The hotel will have approximately 100 rooms and will take up the six-story north part of the building.

Works, who has experience developing other hotels in Lincoln, including the Holiday Inn Express at Ninth and O streets that opened last year, declined to provide any other details about the hotel planned for the Gold’s Building.

A redevelopment plan announced for the building in 2019 had originally included a hotel, but that plan fell through because of the coronavirus pandemic. A subsequent plan to turn the building into apartments also fell apart when developers failed to get approval to use historic tax credits to help pay to add windows on the south side.


Downtown Lincoln Gold’s building to be sold to local investor

The previous owner, Gerard Keating, had said he might demolish the whole building after the redevelopment plans fell through.

People are also reading…

Works’ plan would save the northern half of the building, but he does plan to demolish the southern half.

Representatives of Works who spoke to the city’s Historic Preservation Commission on Thursday said the south part, which had housed a number of state government offices, now is completely vacant and needs too much work to make a redevelopment feasible.

Demolishing the building will provide space for some hotel parking, but Works said he does plan to eventually redevelop the site with a mixed-use building that would include apartments.

Works indicated that a formal redevelopment plan will likely be coming forward in the next few weeks that will focus on the hotel plan, which if all goes as planned could open sometime in late 2023.

A potential sticking point is the StarTran bus transfer station on the 11th Street side of the building.

The representatives who spoke to the Historic Preservation Commission, attorney Andrew Willis and Justin Hernandez of NGC Construction, said the hotel plan might not

Read More... Read More

Joe Jaeger buys historic Chateau Hotel, but isn’t done selling others amid slow tourism rebound | Business News

Joe Jaeger, owner of the largest hotel group in New Orleans, has purchased the historic Chateau Hotel in the French Quarter, though he says he is planning to shed other properties in response to the lingering devastation the pandemic has wrought on the city’s hospitality sector.

The Chateau, a converted 18th-century mansion on the corner of St. Philip and Chartres streets, already was managed by Jaeger as part of the J Collection of hotels he has built over several decades.
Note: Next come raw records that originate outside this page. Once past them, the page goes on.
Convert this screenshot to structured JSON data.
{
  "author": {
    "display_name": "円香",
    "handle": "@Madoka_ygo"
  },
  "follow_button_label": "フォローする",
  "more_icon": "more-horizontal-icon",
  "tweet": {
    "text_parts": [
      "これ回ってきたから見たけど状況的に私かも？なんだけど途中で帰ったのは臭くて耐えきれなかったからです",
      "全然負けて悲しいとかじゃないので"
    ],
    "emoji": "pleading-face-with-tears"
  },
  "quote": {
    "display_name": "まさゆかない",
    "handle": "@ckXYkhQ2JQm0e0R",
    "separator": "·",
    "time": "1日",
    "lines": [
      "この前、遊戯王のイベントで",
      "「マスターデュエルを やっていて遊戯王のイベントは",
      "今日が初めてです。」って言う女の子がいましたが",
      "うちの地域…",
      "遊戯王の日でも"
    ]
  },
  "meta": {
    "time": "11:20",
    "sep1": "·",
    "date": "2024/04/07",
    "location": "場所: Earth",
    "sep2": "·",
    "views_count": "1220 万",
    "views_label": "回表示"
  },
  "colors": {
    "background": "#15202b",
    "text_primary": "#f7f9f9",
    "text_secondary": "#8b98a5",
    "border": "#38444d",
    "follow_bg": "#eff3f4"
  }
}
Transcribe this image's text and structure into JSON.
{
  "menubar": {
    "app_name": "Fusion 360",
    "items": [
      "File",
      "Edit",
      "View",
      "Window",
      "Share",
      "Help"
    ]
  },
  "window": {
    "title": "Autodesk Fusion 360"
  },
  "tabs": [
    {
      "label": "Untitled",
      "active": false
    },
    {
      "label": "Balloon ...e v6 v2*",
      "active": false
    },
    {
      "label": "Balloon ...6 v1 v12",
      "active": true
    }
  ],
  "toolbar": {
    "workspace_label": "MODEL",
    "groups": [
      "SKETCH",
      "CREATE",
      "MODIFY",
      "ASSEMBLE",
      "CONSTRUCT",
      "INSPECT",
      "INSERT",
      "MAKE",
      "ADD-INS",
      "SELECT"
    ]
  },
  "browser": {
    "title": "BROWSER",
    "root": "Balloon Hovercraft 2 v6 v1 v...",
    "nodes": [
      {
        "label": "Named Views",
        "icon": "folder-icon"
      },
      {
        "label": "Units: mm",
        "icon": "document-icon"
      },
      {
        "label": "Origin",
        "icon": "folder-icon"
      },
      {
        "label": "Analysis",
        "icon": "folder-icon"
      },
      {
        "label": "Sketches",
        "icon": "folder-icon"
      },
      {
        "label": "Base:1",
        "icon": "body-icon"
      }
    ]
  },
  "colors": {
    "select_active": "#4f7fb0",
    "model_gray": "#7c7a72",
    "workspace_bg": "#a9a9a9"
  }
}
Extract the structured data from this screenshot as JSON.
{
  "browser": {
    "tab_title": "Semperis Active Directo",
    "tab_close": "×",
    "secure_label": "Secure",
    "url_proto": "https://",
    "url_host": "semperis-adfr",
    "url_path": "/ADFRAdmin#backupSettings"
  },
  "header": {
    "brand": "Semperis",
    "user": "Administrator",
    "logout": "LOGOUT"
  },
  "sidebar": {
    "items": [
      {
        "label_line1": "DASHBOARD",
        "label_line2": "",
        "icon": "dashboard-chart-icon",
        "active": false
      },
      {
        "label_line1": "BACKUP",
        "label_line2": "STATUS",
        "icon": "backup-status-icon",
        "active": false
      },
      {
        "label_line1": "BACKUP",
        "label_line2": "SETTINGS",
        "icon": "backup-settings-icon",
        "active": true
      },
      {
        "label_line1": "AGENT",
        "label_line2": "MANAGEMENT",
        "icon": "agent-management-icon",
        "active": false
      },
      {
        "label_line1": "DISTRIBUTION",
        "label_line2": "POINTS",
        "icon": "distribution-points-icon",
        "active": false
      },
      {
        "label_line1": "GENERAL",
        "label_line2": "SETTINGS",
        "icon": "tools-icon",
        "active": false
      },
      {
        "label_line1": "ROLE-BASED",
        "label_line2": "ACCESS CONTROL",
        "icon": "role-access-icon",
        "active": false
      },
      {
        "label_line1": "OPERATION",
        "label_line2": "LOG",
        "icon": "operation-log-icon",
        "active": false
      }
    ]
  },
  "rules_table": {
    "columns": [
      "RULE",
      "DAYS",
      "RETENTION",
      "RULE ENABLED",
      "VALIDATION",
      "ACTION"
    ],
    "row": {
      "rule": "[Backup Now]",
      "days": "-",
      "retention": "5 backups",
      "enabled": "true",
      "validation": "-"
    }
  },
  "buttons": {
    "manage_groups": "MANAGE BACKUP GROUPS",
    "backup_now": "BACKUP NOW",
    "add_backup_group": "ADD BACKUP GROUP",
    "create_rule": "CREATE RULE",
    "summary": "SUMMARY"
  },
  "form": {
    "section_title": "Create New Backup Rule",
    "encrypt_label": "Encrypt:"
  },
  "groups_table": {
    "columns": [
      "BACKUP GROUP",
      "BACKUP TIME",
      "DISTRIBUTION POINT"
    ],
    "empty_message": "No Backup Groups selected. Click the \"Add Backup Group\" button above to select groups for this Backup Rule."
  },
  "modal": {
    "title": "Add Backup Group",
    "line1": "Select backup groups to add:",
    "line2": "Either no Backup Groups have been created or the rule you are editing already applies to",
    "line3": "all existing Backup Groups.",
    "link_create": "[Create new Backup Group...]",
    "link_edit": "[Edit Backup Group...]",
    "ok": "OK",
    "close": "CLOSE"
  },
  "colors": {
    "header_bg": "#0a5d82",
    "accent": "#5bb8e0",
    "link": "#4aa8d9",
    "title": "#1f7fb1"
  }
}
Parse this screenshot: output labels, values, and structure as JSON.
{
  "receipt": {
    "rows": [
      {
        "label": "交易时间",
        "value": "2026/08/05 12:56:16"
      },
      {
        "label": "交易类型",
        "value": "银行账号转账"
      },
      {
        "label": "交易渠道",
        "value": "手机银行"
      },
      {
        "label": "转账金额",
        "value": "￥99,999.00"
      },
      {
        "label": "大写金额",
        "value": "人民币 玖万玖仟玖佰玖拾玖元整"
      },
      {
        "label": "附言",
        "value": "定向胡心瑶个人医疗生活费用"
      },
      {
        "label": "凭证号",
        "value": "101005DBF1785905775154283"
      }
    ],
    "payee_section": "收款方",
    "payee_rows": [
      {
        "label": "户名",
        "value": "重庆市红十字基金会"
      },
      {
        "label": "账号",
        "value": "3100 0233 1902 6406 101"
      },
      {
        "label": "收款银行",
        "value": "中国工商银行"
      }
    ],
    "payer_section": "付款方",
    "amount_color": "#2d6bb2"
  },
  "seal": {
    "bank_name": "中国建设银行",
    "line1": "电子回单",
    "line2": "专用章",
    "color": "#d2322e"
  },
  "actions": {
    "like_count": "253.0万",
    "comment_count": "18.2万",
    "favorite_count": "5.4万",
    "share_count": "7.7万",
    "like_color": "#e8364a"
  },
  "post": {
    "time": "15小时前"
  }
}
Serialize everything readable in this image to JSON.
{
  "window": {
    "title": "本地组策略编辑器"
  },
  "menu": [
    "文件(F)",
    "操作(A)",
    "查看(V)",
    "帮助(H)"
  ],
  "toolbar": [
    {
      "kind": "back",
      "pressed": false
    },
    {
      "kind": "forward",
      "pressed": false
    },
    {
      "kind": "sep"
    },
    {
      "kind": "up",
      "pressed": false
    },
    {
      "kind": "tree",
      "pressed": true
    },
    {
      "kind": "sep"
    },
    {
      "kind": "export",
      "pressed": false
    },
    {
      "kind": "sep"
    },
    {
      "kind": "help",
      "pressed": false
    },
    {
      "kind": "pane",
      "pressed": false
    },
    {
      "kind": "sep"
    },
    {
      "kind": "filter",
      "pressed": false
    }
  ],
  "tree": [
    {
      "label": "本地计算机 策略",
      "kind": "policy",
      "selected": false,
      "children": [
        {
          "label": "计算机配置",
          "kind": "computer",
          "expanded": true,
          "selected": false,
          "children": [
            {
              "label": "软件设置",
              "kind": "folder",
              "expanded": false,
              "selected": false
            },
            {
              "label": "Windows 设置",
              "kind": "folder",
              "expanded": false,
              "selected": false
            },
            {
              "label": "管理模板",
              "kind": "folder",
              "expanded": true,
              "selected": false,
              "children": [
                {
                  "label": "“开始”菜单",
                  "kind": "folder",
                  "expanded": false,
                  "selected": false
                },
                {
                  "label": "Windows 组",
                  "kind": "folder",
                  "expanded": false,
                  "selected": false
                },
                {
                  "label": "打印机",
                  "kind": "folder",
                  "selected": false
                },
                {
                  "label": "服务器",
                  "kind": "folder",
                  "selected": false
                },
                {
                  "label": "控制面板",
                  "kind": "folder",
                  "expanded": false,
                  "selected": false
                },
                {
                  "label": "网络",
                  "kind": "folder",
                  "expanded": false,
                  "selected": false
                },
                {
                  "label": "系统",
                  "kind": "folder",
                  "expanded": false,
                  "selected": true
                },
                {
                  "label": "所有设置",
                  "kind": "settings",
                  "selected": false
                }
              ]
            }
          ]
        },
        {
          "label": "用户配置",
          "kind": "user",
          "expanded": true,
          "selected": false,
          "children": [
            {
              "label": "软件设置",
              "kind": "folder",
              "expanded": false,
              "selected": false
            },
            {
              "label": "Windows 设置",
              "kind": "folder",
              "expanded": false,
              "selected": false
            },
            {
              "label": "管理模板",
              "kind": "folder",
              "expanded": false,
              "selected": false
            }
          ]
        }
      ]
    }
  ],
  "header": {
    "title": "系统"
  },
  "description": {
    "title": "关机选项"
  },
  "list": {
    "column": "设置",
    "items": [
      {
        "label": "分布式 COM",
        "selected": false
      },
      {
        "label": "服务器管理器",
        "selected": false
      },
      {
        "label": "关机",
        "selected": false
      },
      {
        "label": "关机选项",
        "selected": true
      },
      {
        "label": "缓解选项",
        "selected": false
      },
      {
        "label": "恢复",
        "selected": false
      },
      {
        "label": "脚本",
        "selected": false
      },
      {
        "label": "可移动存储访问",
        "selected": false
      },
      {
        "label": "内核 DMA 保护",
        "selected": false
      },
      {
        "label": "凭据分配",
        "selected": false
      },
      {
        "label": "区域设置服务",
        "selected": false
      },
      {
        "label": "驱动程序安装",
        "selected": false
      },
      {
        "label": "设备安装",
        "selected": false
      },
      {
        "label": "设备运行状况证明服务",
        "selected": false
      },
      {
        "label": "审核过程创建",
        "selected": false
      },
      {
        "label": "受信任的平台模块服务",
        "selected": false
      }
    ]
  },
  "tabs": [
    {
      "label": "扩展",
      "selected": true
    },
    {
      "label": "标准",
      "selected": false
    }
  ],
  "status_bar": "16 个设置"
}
He bought it this month from a company controlled by longtime collaborator Darryl Berger for $11.7 million, according to Orleans Parish Assessor records, a deal that Jaeger says has been in the works since before the pandemic.






Hanging out near a light pole in front of Hotel Chateau in New Orleans.




The Chateau remains closed for renovations, as is the case for all but four of Jaeger’s 17 hotels. Jaeger said he expects to reopen all the hotels he still owns by the middle of next year but sees only a slow return to normal business for the New Orleans tourism industry.

“For the most part, that’s what we’ve been doing: spending a few bucks renovating these hotels and betting on the future. We’ll have most of them opened by mid next year but I don’t think we’ll see a resemblance of 2019 until 2024,” Jaeger said in an interview Tuesday.

“We’ve gone from zero to something, but we still have a long way to go,” he added.






Blakeview: The Jung Hotel_lowres (copy)

 The Jung Hotel, opened in late 1925 and sat fallow after Hurricane Katrina until developer/hotelier Joe Jaeger Jr. reopened it in 2018.




Jaeger’s hotels were hit hard by the initial pandemic-related shutdowns in March 2020, when he furloughed more than 500 workers and suspended operations at almost all of the properties. Only the Jung Hotel on Canal Street has remained open throughout the pandemic.

In August, Jaeger reluctantly sold the 220-room Bourbon Orleans Hotel for just over $80 million to DiamondRock Hospitality Company, a Bethesda, Maryland-based real estate investment trust.

It had

Read More... Read More